One can’t help but get a sense of déjà vu in the face of all these facts. In a historical context, an economic crisis, widespread societal paranoia and the rise of the extreme right resulted in the rise of Fascism in Italy, and Nazism in Germany, in the not so distant past. In order to objectify this with facts and figures, let’s take a walk down memory lane.
With the economic crisis of 1929, when unemployment had reached 30 per cent in Germany, Adolf Hitler’s Nazi Party obtained 33 per cent of the votes in the 1932 elections and 44 per cent of the votes in the 1933 elections, making the Nazis the biggest party in the Reichstag.
The economy in Italy had deteriorated dramatically during World War 1 and with the general strike crisis in 1920, Benito Mussolini decided to stage the “March on Rome” in 1922. After his impromptu coup d’etat and establishing himself as Italy’s leader (Il Duce), he went on to win 61 per cent of the votes in the 1924 elections. Once the other political parties were banned in 1928, Mussolini racked up 98 per cent of the votes in 1929 and 99 per cent of the votes in 1934, and thus, Fascism came to Italy.
Now, we are seeing the same developments step-by-step in France. Thisis not entirely unlikely or alarmist; the working poor and middle-class, who propelled Hitler and Mussolini into power, are becoming a source of votes for the FN in France. According to figures given by Le Pen, 600 people are joining the FN’s ranks every day.
Let’s assume for a second that the extreme right came to power in France. What will happen then?
An ideology based on xenophobia, an anti-immigrant narrative, Islamophobia and an authoritarian approach being in charge in France will, before everything else, mean the end of Liberté, Egalité, Fraternité (liberty, equality, fraternity), the slogan that outlines the values of their republic.

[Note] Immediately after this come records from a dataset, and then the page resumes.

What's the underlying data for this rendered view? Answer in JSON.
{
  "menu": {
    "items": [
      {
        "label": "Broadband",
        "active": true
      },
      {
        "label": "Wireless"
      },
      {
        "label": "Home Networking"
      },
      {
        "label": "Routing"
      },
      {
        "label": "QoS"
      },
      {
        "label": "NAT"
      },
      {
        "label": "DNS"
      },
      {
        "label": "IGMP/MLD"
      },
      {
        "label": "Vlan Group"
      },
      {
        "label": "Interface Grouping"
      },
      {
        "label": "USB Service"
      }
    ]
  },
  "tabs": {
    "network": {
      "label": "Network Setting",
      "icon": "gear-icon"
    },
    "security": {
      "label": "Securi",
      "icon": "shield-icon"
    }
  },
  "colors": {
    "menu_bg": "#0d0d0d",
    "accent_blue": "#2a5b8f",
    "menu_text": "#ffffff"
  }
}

It is not difficult to imagine how the hostility towards the seven million Muslims and immigrants, who are close to 30 per cent of the population, together with the refugees, could hurt France.

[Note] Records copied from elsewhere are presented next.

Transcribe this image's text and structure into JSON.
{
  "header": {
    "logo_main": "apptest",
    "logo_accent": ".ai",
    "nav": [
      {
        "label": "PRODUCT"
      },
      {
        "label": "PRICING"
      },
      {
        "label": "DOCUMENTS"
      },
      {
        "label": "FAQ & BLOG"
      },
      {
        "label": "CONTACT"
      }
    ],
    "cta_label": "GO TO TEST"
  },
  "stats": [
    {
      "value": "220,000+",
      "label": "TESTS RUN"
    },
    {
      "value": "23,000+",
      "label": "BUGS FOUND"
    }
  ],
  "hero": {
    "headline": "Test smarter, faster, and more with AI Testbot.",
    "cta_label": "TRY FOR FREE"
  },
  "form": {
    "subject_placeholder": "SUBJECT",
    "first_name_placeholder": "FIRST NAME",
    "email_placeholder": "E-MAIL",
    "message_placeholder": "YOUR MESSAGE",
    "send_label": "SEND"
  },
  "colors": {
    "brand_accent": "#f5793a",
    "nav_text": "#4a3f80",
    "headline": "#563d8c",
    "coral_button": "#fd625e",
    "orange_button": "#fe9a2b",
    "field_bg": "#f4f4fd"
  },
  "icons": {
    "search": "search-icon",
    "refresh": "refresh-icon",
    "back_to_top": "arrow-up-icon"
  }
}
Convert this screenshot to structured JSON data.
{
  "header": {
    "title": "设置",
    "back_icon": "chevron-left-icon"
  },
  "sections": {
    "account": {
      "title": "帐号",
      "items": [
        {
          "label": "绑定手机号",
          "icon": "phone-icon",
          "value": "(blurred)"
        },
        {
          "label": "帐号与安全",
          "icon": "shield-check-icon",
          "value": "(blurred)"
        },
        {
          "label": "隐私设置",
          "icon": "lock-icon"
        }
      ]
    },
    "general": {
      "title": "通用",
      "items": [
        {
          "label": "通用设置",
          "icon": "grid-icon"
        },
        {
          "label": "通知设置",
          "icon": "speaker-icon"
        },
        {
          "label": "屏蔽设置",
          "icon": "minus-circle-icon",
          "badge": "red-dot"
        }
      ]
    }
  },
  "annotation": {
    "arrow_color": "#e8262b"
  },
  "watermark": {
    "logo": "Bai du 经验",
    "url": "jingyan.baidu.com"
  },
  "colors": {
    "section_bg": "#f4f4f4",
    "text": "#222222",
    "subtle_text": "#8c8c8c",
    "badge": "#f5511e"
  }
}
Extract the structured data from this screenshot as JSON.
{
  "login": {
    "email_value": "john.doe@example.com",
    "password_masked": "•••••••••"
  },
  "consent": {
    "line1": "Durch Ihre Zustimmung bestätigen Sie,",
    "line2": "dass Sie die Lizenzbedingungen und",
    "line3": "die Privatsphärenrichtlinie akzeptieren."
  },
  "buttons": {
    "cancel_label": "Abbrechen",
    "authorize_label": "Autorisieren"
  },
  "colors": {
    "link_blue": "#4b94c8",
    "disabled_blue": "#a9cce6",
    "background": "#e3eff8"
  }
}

A quasi-fascist France would also most likely cut the ties of the country with the rest of Europe. It is a known fact that countries that wish to become a member of the European Union (EU) must agree to respect minority rights and are required to act in accordance with the European Convention on Human Rights, the European Social Charter and the Copenhagen criteria.
Yet, it is quite clear that a country marginalising its citizens and discriminating against its allies will not find a place within the EU, which is built on the values described in the aforementioned documents.

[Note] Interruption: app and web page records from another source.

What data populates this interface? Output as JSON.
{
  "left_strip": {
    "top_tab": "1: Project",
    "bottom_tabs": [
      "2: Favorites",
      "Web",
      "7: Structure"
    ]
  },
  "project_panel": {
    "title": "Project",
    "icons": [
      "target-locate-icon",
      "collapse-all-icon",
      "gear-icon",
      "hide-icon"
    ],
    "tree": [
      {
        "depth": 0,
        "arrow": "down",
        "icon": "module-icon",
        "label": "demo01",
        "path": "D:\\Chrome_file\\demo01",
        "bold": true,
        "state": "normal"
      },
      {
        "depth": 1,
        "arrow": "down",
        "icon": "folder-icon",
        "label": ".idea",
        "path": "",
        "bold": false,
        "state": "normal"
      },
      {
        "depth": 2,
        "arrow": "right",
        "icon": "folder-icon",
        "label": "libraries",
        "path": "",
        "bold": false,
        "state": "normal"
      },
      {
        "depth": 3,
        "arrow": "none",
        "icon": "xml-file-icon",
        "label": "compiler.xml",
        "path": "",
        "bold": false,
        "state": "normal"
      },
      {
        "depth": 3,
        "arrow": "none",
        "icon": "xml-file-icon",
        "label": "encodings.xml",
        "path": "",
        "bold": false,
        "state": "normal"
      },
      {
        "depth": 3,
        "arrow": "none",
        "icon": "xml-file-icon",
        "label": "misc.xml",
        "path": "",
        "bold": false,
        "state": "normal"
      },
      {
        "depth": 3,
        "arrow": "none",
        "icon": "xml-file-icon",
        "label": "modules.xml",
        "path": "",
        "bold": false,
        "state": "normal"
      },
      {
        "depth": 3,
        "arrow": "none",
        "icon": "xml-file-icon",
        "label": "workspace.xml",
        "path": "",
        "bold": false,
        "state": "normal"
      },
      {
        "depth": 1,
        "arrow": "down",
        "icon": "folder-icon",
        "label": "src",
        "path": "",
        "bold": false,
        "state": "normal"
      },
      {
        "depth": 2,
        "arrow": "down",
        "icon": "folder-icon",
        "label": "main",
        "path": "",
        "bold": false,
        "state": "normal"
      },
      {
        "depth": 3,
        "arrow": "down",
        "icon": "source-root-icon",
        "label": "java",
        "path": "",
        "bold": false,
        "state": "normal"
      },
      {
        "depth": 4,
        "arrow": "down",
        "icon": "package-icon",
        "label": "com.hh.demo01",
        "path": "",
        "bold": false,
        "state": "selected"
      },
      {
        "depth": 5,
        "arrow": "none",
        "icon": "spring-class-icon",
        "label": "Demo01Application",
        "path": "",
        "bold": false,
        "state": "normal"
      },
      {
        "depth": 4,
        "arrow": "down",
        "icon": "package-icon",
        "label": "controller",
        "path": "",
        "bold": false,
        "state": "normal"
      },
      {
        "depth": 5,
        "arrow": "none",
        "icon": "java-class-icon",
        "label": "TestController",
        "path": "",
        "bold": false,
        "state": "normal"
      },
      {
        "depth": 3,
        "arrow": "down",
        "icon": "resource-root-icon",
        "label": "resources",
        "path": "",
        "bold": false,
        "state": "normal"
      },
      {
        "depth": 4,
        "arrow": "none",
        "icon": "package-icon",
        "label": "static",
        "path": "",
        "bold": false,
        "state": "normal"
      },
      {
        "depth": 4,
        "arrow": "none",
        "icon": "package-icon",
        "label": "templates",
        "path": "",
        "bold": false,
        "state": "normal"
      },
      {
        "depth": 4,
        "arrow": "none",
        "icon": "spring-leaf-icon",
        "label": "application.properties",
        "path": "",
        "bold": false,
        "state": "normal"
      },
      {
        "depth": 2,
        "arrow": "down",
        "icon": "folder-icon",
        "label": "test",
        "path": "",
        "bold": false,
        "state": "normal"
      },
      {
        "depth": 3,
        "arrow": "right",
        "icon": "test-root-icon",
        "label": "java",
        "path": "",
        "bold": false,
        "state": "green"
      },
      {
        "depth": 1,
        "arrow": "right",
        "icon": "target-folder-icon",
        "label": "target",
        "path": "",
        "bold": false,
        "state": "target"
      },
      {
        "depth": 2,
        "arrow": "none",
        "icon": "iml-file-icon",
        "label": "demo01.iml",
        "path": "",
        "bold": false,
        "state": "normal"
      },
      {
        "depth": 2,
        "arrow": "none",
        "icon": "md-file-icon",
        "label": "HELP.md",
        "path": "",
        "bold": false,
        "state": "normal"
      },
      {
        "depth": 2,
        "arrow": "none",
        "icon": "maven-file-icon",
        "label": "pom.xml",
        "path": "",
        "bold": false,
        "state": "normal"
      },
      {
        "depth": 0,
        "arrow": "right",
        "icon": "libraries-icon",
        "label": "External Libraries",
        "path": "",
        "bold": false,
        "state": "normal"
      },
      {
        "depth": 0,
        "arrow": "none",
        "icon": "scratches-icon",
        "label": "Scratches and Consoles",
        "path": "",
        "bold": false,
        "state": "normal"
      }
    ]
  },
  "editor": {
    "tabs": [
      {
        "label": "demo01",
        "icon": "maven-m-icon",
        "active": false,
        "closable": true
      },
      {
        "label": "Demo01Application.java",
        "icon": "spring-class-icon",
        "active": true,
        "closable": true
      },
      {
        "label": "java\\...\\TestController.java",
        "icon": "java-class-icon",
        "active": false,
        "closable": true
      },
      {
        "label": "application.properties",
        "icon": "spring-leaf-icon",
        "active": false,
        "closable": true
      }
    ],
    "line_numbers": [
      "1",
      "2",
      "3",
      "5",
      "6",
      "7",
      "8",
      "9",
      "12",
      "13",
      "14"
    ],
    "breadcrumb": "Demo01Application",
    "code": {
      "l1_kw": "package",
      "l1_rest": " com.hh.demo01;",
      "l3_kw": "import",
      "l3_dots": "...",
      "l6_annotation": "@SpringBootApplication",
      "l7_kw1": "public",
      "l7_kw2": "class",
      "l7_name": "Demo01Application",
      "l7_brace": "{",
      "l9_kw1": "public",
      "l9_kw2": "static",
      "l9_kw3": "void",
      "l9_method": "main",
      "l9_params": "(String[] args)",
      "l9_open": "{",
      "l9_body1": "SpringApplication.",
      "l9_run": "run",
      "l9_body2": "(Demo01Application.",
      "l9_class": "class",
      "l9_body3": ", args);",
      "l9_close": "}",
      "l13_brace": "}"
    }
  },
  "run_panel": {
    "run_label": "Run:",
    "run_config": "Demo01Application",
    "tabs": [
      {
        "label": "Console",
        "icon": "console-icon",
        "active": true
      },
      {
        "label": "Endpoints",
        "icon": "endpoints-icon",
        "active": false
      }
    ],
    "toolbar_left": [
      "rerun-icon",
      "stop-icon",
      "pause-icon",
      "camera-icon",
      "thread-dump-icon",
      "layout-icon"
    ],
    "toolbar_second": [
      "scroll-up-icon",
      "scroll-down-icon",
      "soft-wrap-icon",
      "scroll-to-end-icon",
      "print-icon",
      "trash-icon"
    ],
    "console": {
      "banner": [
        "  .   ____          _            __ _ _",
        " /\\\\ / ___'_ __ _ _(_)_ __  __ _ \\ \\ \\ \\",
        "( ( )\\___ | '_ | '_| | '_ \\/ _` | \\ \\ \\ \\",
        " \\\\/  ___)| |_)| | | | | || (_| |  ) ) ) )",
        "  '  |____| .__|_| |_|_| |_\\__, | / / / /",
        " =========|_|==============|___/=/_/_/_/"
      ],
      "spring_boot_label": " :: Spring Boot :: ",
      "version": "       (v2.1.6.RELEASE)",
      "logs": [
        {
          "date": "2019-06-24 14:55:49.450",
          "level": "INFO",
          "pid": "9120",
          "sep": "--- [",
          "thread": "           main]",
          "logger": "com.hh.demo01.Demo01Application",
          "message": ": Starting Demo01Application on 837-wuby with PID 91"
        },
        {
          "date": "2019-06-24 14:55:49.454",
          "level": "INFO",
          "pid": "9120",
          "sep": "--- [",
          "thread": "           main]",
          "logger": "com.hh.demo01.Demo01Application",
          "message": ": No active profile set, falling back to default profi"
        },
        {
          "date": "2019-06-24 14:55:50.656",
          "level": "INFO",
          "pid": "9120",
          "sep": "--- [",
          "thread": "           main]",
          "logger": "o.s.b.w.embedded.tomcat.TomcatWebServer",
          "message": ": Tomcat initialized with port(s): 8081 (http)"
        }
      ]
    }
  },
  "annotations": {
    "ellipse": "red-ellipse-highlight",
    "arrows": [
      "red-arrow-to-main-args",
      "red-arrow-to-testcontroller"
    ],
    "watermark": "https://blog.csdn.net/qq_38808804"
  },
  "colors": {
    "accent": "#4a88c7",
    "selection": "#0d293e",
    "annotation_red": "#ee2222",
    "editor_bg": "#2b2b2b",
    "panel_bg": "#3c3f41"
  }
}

A far-right France also means France breaking away from the North Atlantic Treaty Organisation (Nato). Indeed, the FN has announced this on their official website. France will certainly not be safer if they break off from Nato. It is evident that such a step will be beneficial neither for this country nor for world peace.
The French are no strangers to Fascism. During World War 2, Fascism killed 530,000 French citizens, divided the country into two and razed cities and villages to the ground.
For this reason, Article I of the French Constitution states “France… ensures the equality of all its citizens before the law, without distinction of origin, race or religion. It shall respect all beliefs” and has organised all types of discrimination as a crime (the French Penal Code, article 225).
It would not be rational for the French people to forget all of this, and suddenly go on to embrace a far-right ideology like Fascism. It is a regrettable sociological reality that citizens turn to extremism in countries when issues remain unsolved and turn into crises.
The reactions French people give to the Nov 13 attacks take their course compatible with this thesis. But I believe that the French are equipped with good common sense, which will prevent them from making the same mistake twice. On behalf of world peace, and for the sake of the French people, I hope history will not repeat itself.
- image source: Manu Dreuil